Remembrance Day for Lost Species

Artist and activist Persephone Pearl on why - and how - to honour the creatures whose time on Earth is over.
The Remembrance Day For Lost Species processed through the bitter cold carrying silhouettes of iconic lost species in Primrose Hill, London. (lostspeciesday.org)
Listen21:14

Persephone Pearl is the director of ONCA, a environmental and social advocacy group based in Brighton, UK. She is one of the organizers that runs the Remembrance Day for Lost Species, an annual memorial dedicated to species and places forever lost to us.

"We will do something.  We will do something beautiful. We will act in defiance. We will try something ridiculous in the face of this kind of overwhelming sorrow. That's kind of permission-giving and then tears can follow once laughter has been generated."

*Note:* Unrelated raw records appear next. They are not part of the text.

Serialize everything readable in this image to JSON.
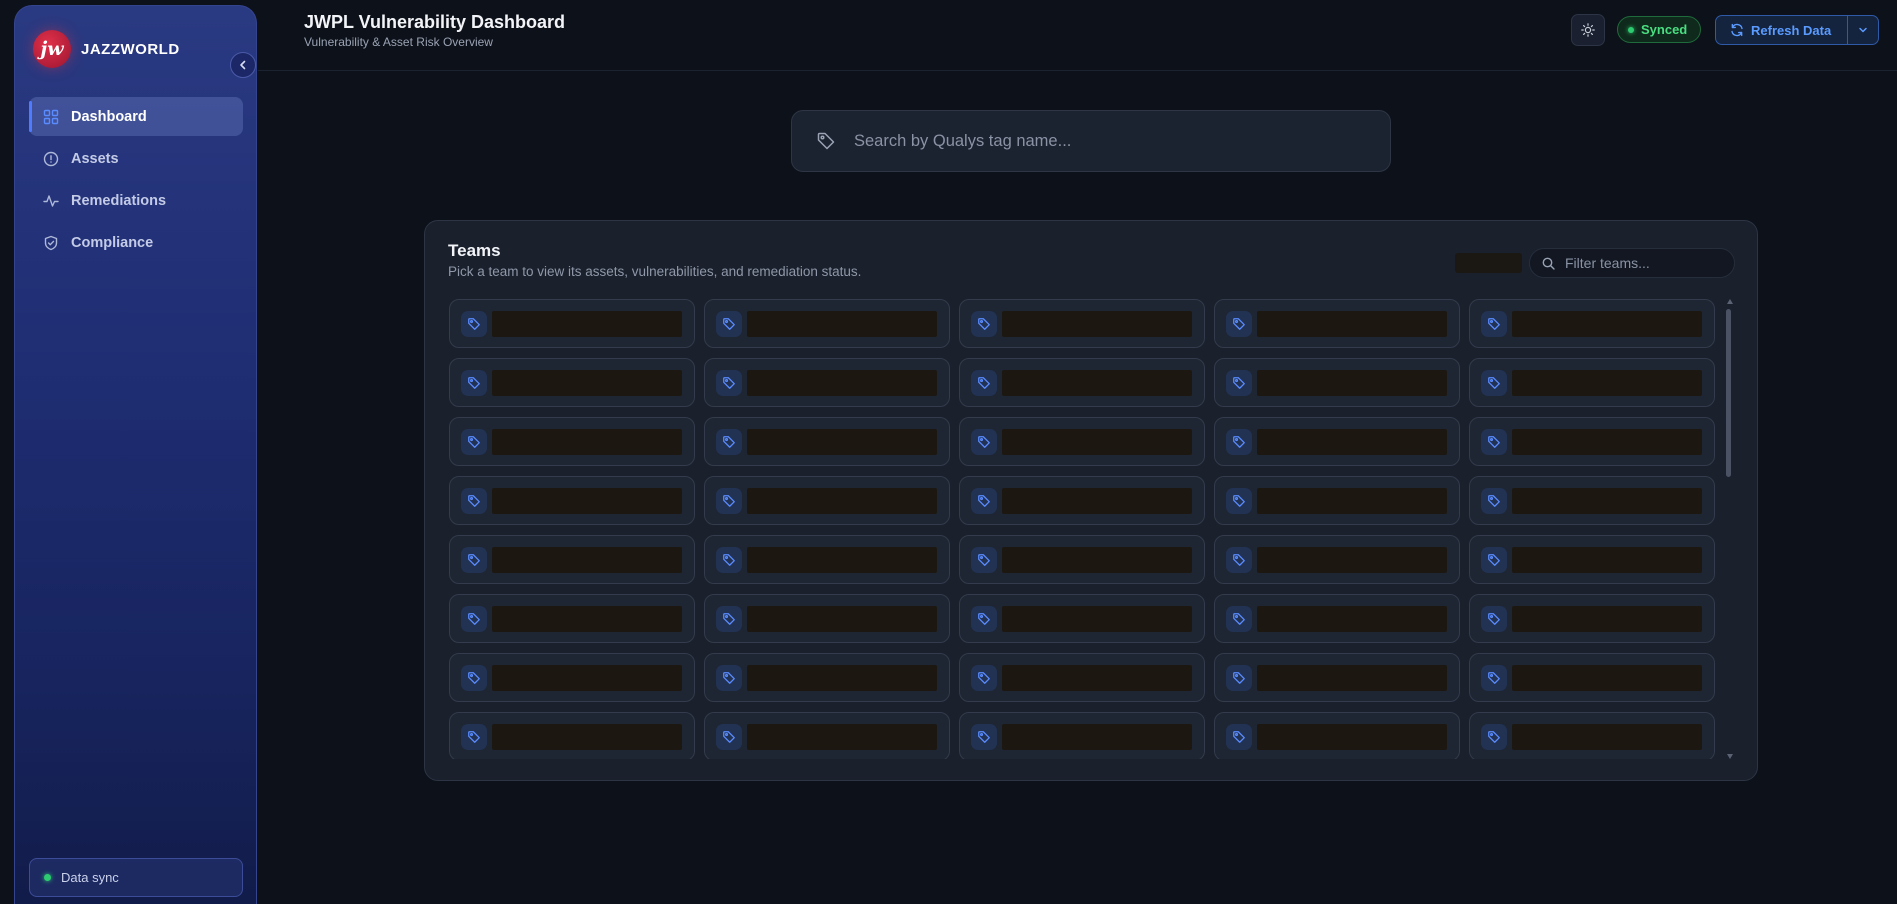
{
  "brand": {
    "name": "JAZZWORLD",
    "logo_text": "jw"
  },
  "sidebar": {
    "items": [
      {
        "label": "Dashboard",
        "icon": "grid-icon",
        "active": true
      },
      {
        "label": "Assets",
        "icon": "alert-circle-icon",
        "active": false
      },
      {
        "label": "Remediations",
        "icon": "activity-icon",
        "active": false
      },
      {
        "label": "Compliance",
        "icon": "shield-check-icon",
        "active": false
      }
    ],
    "sync_label": "Data sync"
  },
  "header": {
    "title": "JWPL Vulnerability Dashboard",
    "subtitle": "Vulnerability & Asset Risk Overview",
    "status": "Synced",
    "refresh_label": "Refresh Data"
  },
  "search": {
    "placeholder": "Search by Qualys tag name..."
  },
  "teams": {
    "title": "Teams",
    "subtitle": "Pick a team to view its assets, vulnerabilities, and remediation status.",
    "filter_placeholder": "Filter teams...",
    "visible_cards": 40
  },
  "colors": {
    "accent": "#4f7cff",
    "status_green": "#4ade80",
    "brand_red": "#e0304a"
  }
}
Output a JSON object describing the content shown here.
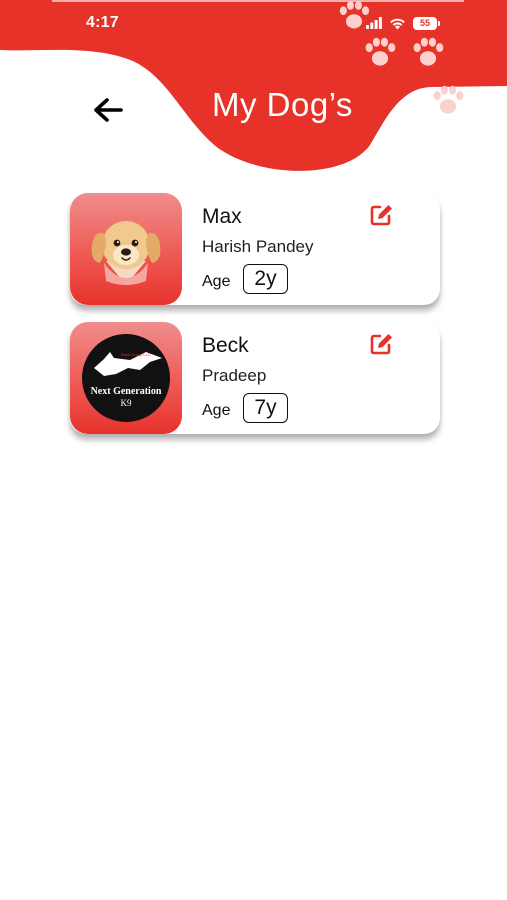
{
  "status_bar": {
    "time": "4:17",
    "battery": "55",
    "icons": [
      "signal-icon",
      "wifi-icon",
      "battery-icon"
    ]
  },
  "header": {
    "title": "My Dog’s",
    "back_icon": "arrow-left-icon",
    "decorations": [
      "paw-print-icon"
    ]
  },
  "colors": {
    "accent": "#e63228",
    "avatar_gradient_top": "#f08d8d",
    "avatar_gradient_bottom": "#e8322c",
    "background": "#ffffff"
  },
  "dogs": [
    {
      "name": "Max",
      "owner": "Harish Pandey",
      "age_label": "Age",
      "age": "2y",
      "avatar": "cartoon-dog-avatar",
      "edit_icon": "edit-icon"
    },
    {
      "name": "Beck",
      "owner": "Pradeep",
      "age_label": "Age",
      "age": "7y",
      "avatar": "next-generation-k9-logo",
      "avatar_logo": {
        "top_text": "Pack Group LLC",
        "main_text": "Next Generation",
        "sub_text": "K9"
      },
      "edit_icon": "edit-icon"
    }
  ]
}
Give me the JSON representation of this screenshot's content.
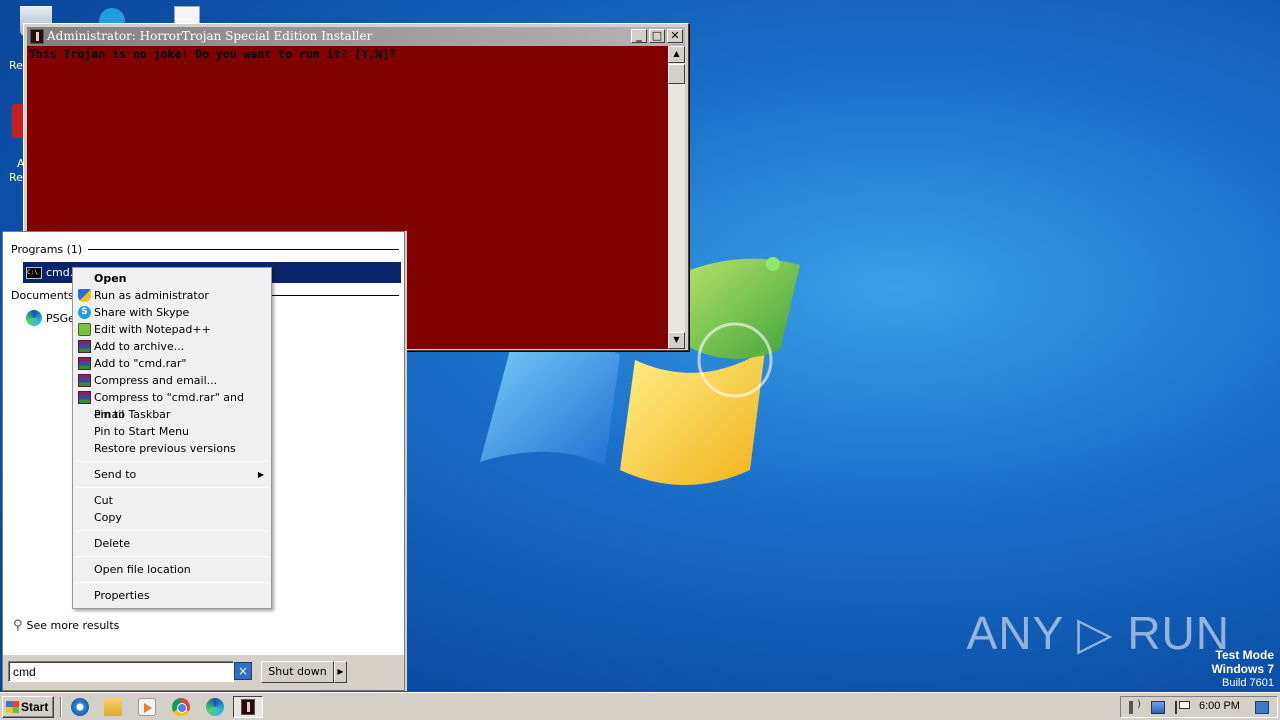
{
  "console": {
    "title": "Administrator:  HorrorTrojan Special Edition Installer",
    "text": "This Trojan is no joke! Do you want to run it? [Y,N]?",
    "minimize": "_",
    "maximize": "□",
    "close": "✕",
    "bg_color": "#800000"
  },
  "start_menu": {
    "programs_header": "Programs (1)",
    "program_item": "cmd.e",
    "documents_header": "Documents (",
    "document_item": "PSGet",
    "see_more": "See more results",
    "search_value": "cmd",
    "clear_icon": "×",
    "shutdown_label": "Shut down",
    "shutdown_arrow": "▶"
  },
  "context_menu": {
    "items": [
      {
        "label": "Open",
        "bold": true,
        "icon": ""
      },
      {
        "label": "Run as administrator",
        "icon": "shield-icon"
      },
      {
        "label": "Share with Skype",
        "icon": "skype-icon"
      },
      {
        "label": "Edit with Notepad++",
        "icon": "notepadpp-icon"
      },
      {
        "label": "Add to archive...",
        "icon": "winrar-icon"
      },
      {
        "label": "Add to \"cmd.rar\"",
        "icon": "winrar-icon"
      },
      {
        "label": "Compress and email...",
        "icon": "winrar-icon"
      },
      {
        "label": "Compress to \"cmd.rar\" and email",
        "icon": "winrar-icon"
      },
      {
        "label": "Pin to Taskbar",
        "icon": ""
      },
      {
        "label": "Pin to Start Menu",
        "icon": ""
      },
      {
        "label": "Restore previous versions",
        "icon": ""
      },
      {
        "label": "Send to",
        "icon": "",
        "submenu": "▶"
      },
      {
        "label": "Cut",
        "icon": ""
      },
      {
        "label": "Copy",
        "icon": ""
      },
      {
        "label": "Delete",
        "icon": ""
      },
      {
        "label": "Open file location",
        "icon": ""
      },
      {
        "label": "Properties",
        "icon": ""
      }
    ]
  },
  "desktop": {
    "watermark": "ANY ▷ RUN",
    "test_mode": "Test Mode",
    "os_name": "Windows 7",
    "build": "Build 7601",
    "icon_labels": [
      "Re",
      "A",
      "Re"
    ]
  },
  "taskbar": {
    "start_label": "Start",
    "clock": "6:00 PM"
  }
}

It is a day of music, fire (they call it a pollinator pyre), poetry and performance, all themed around a sense of universal loss for the whole planet.

Burial at sea for the great auk, Brighton 2011 (lostspeciesday.org)

"Simply put, Earth is in the early stages of the sixth mass extinction and we're losing biodiversity at a breakneck speed. And creatures and plants and all sorts of living things are disappearing at a rate that is hard to comprehend or keep up with. My friends and I, and a lot of people, had the sense that we need to make spaces to focus on, think about, reflect on these kinds of changes."

Each year commemorates a different extinct species. In 2018, they're mourning the loss of the Steller's sea cow, a large marine mammal whose living relatives are the dugong and the manatee. Steller's sea cow was last seen in 1768 in the Bering Sea between Alaska and Russia. 2018 marks the 250th anniversary of its extinction, just a few years after it was first observed and named by Europeans.

Pearl knows the topic is overwhelming, discouraging and painful.  But she says it's vital to approach it in a spirit of hope. And - yes - laughter is allowed.

"It's absolutely ok to laugh, I think laughter is really important because it's part of it, isn't it? It's part of feeling. And I don't think any particular feelings are forbidden. All feelings are welcome and I think we just want to cut into a space where feelings are welcome and difficult emotions just being swept aside or just blocked out - because I think a lot of the time…there is so much terrible stuff happening all around us, all the time. It's overwhelming. Tired of bad news that surrounds us. You have to be quite careful with your feelings. You can't feel too much or you feel like you might be losing your mind."

Click LISTEN above to hear about how a planned viking funeral for the extinct auk went wrong...